Friday, October 24, 2014
By Tina Ann Forkner
When I showed fifty pages of my novel to an editor familiar with my work, I was told right out that it was a coma book. There were, the editor explained, lots of coma books being pitched and I should write something else. Now, before you think the editor was being harsh, you have to know that in my book, a character spent time in a coma, hence the editor’s expression, ‘coma book’. I don’t think the editor was saying that my book would put readers in a coma, but then again, I can’t be sure.
For all I know, the term ‘coma book’ might be a term for extremely boring manuscripts, but her message was pretty clear. She didn’t want to read another coma book. Many writers would have sanely taken that editor’s advice and abandoned the story, but like some of the characters in my novel, I might have been just a little bit crazy. I wrote the book anyway. That was five years ago.
Over the next few years, the book was passed over by publishers so much that even though I’d already had two novels published by a legacy publisher, I started questioning my career choice.
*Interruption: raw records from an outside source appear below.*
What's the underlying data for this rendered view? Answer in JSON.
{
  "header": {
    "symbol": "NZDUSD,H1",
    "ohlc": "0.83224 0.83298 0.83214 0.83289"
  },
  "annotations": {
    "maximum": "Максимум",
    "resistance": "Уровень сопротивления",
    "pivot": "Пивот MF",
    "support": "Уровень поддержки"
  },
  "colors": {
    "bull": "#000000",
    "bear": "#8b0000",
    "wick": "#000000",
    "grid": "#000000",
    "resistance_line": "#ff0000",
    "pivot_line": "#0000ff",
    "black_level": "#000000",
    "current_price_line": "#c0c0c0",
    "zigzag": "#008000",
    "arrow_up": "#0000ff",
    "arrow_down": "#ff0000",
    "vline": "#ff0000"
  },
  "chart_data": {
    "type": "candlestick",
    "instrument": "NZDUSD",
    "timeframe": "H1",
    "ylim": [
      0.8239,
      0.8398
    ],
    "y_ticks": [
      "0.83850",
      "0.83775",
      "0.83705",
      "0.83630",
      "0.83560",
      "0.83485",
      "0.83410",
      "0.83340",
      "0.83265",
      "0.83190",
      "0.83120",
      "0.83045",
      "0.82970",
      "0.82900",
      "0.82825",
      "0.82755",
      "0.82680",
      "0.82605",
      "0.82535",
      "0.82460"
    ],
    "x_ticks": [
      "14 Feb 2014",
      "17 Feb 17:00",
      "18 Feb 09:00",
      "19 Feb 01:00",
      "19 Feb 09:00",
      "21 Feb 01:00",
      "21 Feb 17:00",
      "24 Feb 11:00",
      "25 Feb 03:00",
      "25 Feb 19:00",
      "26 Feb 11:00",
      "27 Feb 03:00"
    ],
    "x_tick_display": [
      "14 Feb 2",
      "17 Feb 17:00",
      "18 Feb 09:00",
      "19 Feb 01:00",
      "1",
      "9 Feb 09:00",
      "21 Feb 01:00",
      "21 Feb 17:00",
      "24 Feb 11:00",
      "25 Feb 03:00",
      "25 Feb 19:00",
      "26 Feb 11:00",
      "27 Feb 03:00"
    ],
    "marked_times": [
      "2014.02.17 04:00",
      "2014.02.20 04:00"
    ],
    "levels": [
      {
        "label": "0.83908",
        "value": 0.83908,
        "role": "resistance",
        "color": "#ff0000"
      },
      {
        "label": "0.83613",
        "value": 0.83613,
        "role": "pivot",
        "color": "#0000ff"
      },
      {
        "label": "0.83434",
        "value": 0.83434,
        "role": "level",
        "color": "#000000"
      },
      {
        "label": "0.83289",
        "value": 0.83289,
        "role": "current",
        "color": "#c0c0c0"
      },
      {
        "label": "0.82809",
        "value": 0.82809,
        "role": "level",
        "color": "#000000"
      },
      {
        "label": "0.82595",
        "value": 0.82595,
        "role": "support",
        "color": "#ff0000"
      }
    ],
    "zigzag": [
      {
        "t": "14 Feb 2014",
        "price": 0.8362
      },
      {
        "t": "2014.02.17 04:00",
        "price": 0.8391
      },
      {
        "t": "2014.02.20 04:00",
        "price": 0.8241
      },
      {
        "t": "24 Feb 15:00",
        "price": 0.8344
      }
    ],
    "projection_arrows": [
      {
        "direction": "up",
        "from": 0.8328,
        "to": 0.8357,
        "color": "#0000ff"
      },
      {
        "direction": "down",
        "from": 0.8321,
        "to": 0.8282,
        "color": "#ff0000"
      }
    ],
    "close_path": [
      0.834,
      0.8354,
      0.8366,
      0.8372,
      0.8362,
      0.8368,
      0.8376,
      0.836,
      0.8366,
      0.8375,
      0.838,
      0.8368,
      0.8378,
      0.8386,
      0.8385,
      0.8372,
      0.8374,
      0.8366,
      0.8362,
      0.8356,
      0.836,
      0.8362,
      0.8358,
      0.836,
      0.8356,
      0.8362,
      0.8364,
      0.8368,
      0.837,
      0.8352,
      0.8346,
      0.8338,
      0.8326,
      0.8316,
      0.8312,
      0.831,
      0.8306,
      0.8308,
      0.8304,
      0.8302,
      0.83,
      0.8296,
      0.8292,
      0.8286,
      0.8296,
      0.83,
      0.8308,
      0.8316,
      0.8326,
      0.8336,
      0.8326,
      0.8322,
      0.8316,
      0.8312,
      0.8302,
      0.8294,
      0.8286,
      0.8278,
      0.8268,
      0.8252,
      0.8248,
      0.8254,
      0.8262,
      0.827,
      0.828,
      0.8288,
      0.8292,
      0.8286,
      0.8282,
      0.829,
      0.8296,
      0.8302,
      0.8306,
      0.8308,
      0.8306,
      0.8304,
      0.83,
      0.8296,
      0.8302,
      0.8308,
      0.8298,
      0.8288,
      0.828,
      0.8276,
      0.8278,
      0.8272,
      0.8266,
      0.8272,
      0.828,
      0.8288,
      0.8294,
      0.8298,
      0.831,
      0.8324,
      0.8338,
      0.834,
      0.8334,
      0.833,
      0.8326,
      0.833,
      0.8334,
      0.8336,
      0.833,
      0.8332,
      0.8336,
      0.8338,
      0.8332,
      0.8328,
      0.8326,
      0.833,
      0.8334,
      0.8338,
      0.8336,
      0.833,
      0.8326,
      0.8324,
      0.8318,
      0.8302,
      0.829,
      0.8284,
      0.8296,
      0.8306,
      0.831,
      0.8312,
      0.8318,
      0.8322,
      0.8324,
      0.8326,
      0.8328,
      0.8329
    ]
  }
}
Over and over the message about my ‘coma book’ was, “This book is good, but I don’t like____.” The blank was filled in with basically the same thoughts coming from different editors.
After wrestling with fear of failing, beating myself up, exchanging emails with my agent in which I wanted to give up on my writing career, and taking some long and much-needed breaks to be with my family, I always came back to the same place. I still loved that book.
Consequently, loving your book isn’t enough to get a publisher to accept it, so I also got really ticked off. Getting mad made me feel better, but it also pulled me out of my slump and forced me to take an honest look at my manuscript. Was that first editor who called it a ‘coma book’ right? Should I abandon the novel? Was I going to listen to all those rejection letters? I decided that yes, I was, but not in the way you might expect.
Instead of moving on to something new, I decided to figure out what part of the story I could let go of in order to make it better.
I kept going back to my manuscript, revising, and asking
myself, what makes this different than all the other “coma books” out there? I
got rid of the elements that multiple editors didn’t like and tried to figure
out why they loved other aspects of the book.
What I figured out was, my story wasn’t about a woman in a coma. It was about a woman waking up from a coma. My main character, Joy, had been sleeping through life, not sleeping through a coma. She wasn’t stuck in limbo, she was waking up to a bigger life, but there was something huge keeping her from embracing it.
Now, talk about having a come to Jesus moment. All this time I’d been calling the book Waking Up, but somehow I had never connected the title I had chosen to the bigger point of Joy’s story. And when my author friend and future editor extraordinaire, Amy Sue Nathan, mentioned that Waking Up Joy would be a better title, it all came together in my mind. The book was later picked up by Tule Publishing, which is a whole other post, but the point is that I did not abandon Waking Up Joy, and it paid off. It releases October 8th.
I’m not saying that every story we write should be published. We all know that just isn’t true, but if you have a story and you feel in your bones that you can’t let it go, spend some time thinking about what you are really trying to say. Consider what editors are saying in their rejections of your book. If you feel like they are missing the point of your story, then your point hasn’t been made clear in your writing.
If at the end of the day, you think you can let go of your novel, then you definitely should move on and write something new. But if you are passionate about your story, if you think about it all day and it wakes you up at night, then go back and rewrite it. Make it clear, tell it better, but don’t ever give up.